Rabies In Animals

Rabies is infectious to mammals. Three stages of rabies are recognized in dogs and other animals.

The first stage is a one- to three-day period characterized by behavioral changes and is known as the prodromal stage.

The second stage is the excitative stage, which lasts three to four days. It is this stage that is often known as ''furious rabies'' for the tendency of the affected dog to be hyperreactive to external stimuli and bite at anything near.

The third stage is the paralytic stage and is caused by damage to motor neurons. Incoordination is seen owing to rear limb paralysis and drooling and difficulty swallowing is caused by paralysis of facial and throat muscles. Death is usually caused by respiratory arrest.

As recently as 2004, a new symptom of rabies has been observed in foxes. Probably at the beginning of the prodromal stage, foxes, who are extremely cautious by nature, seem to lose this instinct. Foxes will come into settlements, approach people, and generally behave as if tame. How long such "euphoria" lasts is not known. But even in this state such animals are extremely dangerous, as their saliva and excretions still contain the virus and they remain very unpredictable.

Further Reading


This article is licensed under the Creative Commons Attribution-ShareAlike License. It uses material from the Wikipedia article on "Rabies" All material adapted used from Wikipedia is available under the terms of the Creative Commons Attribution-ShareAlike License.

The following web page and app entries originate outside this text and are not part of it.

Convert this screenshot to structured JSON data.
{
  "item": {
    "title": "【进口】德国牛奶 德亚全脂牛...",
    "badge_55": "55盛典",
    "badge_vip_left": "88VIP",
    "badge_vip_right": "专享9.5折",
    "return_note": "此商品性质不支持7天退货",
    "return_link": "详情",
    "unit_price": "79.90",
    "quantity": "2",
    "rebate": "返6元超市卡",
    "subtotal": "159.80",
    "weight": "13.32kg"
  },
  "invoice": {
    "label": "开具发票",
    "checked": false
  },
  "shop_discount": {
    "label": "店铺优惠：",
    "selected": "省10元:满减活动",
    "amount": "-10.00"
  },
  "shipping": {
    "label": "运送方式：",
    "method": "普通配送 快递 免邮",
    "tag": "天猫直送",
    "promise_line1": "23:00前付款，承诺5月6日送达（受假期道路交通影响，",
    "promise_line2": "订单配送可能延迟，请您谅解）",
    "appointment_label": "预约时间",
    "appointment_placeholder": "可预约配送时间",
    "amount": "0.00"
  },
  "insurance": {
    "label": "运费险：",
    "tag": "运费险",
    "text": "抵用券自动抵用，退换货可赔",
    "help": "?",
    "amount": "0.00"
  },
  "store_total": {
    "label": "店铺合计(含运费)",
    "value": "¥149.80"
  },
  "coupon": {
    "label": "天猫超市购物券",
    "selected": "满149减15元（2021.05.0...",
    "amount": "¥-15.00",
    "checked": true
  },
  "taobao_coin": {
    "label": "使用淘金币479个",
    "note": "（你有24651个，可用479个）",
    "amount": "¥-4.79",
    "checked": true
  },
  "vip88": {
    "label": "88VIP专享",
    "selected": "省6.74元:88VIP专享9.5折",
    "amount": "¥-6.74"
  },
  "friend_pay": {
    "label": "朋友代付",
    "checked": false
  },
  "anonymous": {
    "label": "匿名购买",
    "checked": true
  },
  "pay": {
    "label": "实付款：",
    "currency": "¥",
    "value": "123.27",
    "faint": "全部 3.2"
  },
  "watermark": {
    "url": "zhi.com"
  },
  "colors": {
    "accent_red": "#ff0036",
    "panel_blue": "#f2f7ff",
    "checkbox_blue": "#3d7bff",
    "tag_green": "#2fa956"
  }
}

Wikipedia® itself is a registered trademark of the Wikimedia Foundation, Inc.

Last Updated: Oct 8, 2014

Read in | English | Español | Français | Deutsch | Português | Italiano | 日本語 | 한국어 | 简体中文 | 繁體中文 | Nederlands | Русский | Svenska | Polski
Comments
The opinions expressed here are the views of the writer and do not necessarily reflect the views and opinions of News-Medical.Net.
Post a new comment
Post